Go through the lines below and count those that contain "this"; the number is all that should be returned.

────────────────────

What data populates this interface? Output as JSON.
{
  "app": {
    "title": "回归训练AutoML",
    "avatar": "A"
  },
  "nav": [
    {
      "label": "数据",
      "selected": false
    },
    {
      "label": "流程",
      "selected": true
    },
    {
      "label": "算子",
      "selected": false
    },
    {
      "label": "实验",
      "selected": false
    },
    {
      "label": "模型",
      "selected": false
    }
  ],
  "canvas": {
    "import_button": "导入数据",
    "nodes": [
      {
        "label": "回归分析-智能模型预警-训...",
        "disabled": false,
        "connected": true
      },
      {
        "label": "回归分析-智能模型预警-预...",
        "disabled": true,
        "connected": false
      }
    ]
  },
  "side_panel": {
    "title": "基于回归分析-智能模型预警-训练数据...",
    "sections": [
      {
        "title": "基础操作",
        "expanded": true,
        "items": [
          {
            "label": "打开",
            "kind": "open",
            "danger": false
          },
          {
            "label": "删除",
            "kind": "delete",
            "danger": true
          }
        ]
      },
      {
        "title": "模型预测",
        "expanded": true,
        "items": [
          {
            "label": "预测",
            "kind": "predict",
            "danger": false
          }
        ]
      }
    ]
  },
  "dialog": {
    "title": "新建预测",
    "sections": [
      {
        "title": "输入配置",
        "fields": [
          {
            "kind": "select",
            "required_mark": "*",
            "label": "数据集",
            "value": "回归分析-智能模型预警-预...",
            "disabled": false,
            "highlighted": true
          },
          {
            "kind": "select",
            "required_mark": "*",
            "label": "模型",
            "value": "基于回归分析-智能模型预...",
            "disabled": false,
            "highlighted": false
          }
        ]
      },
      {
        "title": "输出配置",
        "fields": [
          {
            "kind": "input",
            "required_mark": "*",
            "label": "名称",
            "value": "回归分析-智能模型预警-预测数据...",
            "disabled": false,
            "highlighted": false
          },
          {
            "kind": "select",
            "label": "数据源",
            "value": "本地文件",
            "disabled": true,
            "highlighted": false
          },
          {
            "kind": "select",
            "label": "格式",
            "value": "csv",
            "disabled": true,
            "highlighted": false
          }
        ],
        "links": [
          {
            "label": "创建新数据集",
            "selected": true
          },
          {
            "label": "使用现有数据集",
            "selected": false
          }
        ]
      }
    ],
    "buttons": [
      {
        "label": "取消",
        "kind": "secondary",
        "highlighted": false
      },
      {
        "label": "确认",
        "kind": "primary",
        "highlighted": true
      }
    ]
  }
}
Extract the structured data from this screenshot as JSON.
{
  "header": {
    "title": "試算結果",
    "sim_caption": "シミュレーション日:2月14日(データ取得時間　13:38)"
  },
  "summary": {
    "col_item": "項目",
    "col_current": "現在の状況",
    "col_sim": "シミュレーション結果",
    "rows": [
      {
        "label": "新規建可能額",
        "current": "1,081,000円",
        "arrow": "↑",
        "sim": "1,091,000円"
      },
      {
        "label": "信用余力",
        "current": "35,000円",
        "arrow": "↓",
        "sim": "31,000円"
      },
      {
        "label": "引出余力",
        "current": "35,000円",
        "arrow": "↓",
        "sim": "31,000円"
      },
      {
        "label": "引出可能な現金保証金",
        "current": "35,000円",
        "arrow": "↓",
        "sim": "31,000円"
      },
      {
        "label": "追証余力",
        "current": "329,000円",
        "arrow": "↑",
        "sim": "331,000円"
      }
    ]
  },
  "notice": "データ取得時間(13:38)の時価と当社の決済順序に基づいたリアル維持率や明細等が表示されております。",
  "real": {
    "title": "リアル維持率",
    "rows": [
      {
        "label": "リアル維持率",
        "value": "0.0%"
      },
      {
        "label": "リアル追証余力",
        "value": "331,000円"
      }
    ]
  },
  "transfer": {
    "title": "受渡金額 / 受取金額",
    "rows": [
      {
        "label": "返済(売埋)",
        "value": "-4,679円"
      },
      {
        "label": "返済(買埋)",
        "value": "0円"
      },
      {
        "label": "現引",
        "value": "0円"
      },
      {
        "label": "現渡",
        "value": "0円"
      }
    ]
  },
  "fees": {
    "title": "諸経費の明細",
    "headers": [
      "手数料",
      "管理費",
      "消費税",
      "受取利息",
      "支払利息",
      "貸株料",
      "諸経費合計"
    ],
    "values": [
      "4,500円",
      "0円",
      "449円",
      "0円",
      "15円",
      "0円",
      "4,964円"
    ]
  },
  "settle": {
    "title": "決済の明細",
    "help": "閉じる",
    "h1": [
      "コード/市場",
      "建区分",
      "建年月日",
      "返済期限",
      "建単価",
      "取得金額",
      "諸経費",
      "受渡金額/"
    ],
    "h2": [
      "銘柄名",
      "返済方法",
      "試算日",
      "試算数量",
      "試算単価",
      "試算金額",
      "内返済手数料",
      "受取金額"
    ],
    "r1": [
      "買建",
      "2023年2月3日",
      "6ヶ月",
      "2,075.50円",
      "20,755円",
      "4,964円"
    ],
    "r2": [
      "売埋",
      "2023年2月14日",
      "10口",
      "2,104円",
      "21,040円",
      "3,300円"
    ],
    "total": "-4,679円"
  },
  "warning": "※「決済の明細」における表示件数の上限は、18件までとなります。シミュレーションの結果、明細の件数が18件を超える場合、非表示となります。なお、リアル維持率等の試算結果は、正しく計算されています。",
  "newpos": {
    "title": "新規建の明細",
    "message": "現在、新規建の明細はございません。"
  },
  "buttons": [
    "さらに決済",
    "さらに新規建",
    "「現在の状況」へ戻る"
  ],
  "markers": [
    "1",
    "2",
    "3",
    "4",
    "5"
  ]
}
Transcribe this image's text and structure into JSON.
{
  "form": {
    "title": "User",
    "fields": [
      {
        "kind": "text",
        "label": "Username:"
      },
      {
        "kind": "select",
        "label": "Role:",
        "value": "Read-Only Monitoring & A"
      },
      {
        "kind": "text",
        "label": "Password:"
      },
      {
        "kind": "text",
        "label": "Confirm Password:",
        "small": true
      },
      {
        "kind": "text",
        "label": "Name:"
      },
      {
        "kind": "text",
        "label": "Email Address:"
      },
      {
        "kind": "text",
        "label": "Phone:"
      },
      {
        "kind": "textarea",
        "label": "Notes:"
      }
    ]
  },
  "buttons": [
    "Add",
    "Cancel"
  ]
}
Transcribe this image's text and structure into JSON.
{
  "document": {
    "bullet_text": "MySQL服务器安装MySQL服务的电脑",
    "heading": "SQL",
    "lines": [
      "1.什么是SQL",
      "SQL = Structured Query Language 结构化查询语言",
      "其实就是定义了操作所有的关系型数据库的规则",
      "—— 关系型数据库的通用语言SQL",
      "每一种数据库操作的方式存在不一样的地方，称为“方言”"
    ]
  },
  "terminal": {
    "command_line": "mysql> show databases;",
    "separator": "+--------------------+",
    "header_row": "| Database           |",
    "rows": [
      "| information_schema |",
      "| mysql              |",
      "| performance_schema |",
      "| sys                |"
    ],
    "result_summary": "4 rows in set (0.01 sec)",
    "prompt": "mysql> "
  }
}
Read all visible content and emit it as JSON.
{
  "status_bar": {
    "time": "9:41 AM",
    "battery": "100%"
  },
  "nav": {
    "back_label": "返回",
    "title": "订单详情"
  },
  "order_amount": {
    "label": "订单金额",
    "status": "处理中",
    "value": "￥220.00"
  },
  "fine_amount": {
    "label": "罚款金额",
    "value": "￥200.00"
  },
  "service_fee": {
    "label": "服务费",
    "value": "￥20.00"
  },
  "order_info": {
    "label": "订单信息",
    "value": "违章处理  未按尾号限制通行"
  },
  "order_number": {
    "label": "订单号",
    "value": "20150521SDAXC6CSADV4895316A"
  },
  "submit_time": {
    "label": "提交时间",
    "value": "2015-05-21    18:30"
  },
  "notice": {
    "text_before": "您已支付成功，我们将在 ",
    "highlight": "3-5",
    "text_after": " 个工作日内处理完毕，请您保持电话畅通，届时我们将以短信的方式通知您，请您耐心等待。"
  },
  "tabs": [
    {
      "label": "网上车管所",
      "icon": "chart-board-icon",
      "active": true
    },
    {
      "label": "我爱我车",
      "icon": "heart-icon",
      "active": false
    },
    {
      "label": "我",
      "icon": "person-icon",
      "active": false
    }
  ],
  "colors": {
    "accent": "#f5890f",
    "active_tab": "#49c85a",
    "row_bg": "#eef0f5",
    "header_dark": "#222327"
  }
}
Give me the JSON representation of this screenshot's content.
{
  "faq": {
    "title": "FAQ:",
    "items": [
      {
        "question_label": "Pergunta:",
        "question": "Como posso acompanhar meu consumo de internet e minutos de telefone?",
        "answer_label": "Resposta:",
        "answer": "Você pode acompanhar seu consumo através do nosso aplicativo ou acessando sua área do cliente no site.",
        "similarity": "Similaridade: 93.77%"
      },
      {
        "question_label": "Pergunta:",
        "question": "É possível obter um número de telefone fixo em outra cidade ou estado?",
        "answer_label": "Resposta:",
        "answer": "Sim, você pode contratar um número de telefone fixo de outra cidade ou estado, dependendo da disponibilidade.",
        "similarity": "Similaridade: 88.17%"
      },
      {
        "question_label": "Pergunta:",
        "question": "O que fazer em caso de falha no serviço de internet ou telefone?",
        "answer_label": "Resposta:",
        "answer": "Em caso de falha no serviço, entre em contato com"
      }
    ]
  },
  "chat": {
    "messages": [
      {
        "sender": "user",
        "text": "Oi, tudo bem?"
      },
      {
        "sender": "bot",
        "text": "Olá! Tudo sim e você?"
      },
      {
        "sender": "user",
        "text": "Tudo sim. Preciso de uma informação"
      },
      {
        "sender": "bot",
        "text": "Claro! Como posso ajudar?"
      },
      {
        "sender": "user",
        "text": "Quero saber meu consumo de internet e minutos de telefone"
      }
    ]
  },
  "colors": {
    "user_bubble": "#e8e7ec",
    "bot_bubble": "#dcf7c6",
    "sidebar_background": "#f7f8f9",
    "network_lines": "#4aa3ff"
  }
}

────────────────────

:: YOUR SOLUTION ::
5